Vintage compressors and EQ's introduced the kind of colorful saturation that we now use tape emulation and saturation plug-ins to recreate.
While there are loads of powerful VSTs that you can use for saturation (i.e Saturn II by fabfilter, Decapitator by Soundtoys), most DAWs have incredible stock plug-ins that we can use to give pro-level saturation to our vocals.
Saturation on vocals should be applied on a case-by-case basis.
Instead of applying the same type of saturation to your vocals on every song, try auditioning different colors of saturation until you find the sound that you like most.
In Logic Pro X, for example, we can apply saturation using the Phat FX plug-in (pictured below).
This screenshot is taken of the settings from one of our Essential Vocal Chains
Here, we can choose up to three different colors (types) of saturation to use at once, and blend them in together.
Auditioning each of these colors at high levels, one by one and then together, will allow us to determine the sound that best fits your vocal mix.
Lastly, we can introduce personality and vibe to our sound by tastefully applying effects on our vocals.
The effects most commonly used in a professional vocal mix are reverb, delay, and chorus.
We can apply these effects directly on the channel strip, but more often than not, we'll opt to use them in parallel on a return track.
There's a whole wide world of effects to explore and experiment with, so we won't attempt to detail every one of them here.
Instead, here are a few ideas on how you can use them creatively in your vocal mix.
Reverb / Delay - consider adding your favorite reverb and/or delay to a return track, followed by an EQ and a Compressor.
Make sure that the Dry/Wet of our reverb or delay plug-in is set to 100% "Wet" when being used on a return track!
We'll use the EQ to remove a significant amount of the low-end (try 250 Hz and up), and the Compressor to sidechain the reverb back to your vocal.
To do this, just select "Sidechain" in the Compressor, then choose the audio track that our vocal signal is coming from.
This will cause the reverb to duck when the vocal is active, then swell in once the vocal signal stops, allowing us to preserve a mostly-clean vocal while still producing the spacious sound that we want from our chosen reverb or delay.
Consider controlling how much of your vocal is sent to this return track with automation.
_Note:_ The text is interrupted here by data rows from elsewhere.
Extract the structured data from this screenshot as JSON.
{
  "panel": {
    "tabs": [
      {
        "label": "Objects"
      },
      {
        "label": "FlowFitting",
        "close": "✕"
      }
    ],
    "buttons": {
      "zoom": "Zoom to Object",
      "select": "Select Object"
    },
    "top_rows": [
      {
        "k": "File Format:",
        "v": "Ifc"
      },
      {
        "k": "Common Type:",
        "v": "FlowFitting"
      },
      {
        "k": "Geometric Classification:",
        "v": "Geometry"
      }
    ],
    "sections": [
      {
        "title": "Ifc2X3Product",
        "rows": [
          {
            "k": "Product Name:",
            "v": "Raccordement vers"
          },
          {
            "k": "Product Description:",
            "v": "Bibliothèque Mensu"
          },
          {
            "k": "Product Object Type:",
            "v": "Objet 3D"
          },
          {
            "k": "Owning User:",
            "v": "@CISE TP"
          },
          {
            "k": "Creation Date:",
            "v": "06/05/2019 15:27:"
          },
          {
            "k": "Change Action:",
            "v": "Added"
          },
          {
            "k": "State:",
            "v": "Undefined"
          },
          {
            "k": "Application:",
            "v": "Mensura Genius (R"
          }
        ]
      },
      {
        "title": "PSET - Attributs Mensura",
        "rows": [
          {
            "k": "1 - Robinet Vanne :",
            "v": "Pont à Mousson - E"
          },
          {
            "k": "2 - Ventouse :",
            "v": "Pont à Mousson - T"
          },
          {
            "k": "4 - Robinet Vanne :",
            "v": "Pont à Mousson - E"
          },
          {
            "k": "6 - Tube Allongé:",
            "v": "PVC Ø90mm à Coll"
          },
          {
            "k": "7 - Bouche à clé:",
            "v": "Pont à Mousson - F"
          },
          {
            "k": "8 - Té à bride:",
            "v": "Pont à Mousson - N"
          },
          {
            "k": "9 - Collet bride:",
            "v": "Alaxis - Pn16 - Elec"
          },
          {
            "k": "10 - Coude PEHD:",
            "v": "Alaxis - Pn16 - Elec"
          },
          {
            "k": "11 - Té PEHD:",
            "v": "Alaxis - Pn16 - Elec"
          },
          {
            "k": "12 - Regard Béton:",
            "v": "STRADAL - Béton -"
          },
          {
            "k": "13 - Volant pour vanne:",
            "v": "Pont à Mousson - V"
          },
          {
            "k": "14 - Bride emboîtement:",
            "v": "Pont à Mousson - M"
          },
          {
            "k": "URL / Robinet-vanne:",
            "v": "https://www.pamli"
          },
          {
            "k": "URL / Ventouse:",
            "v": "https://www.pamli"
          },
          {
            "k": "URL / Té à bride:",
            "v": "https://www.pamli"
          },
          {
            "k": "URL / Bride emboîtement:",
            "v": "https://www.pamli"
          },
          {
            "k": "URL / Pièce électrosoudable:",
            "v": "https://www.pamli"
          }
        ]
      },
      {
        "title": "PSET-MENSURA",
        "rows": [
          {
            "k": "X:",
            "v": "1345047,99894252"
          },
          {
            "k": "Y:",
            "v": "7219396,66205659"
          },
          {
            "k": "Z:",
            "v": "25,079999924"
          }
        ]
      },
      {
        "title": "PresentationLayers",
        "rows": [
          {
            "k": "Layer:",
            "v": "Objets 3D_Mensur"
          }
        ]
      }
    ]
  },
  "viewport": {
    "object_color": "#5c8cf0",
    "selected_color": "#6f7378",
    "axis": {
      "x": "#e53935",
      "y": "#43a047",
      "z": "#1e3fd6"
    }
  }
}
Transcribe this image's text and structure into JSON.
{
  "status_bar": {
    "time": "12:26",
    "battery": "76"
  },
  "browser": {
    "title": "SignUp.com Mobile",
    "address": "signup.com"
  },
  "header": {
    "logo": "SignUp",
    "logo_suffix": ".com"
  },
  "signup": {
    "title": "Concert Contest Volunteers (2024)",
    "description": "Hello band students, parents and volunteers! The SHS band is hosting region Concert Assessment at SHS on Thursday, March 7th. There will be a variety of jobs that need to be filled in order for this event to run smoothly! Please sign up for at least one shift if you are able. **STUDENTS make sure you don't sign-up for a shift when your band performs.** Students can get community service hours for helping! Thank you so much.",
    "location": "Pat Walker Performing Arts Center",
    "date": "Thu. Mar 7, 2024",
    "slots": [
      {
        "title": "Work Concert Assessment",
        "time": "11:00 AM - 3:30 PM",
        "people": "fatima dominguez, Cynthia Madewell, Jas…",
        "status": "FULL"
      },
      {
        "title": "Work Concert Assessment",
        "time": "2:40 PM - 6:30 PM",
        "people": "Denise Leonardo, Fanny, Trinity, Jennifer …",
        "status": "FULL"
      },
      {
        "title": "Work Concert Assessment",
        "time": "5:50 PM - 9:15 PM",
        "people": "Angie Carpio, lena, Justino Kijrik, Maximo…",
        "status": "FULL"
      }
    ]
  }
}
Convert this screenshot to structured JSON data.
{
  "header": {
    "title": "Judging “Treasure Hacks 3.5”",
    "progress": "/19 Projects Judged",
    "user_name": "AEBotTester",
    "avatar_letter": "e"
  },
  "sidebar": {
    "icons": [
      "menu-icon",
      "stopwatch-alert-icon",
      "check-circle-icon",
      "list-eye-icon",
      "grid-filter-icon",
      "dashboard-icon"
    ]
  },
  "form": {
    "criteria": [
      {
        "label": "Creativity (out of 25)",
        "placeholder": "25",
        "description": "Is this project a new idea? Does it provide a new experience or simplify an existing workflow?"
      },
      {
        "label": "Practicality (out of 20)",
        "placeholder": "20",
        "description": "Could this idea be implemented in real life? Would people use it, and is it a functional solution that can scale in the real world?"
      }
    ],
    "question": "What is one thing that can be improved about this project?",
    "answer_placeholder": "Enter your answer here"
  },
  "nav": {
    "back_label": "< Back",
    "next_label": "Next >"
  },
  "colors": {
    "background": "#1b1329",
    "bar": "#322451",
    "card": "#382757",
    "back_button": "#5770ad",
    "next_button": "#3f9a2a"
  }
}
That way, you can control the vibe of your vocal mix dynamically throughout the entire track.
Chorus - we love adding Chorus to a return track with the mix at 100% and subsequently sending a variety of different track elements to it throughout our song.
Oftentimes, we'll send vocals, guitars, keys, and more to the same chorus bus, allowing us to create a cohesive stereo width that can be blended into our track alongside our main instrument groups.
That sums it up for our deep dive into the five most important elements of a professional vocal mix.
Building a the right vocal chain can be a daunting undertaking, but it doesn't have to be.
Start by mastering the essentials and using your ear to determine what sounds best to you!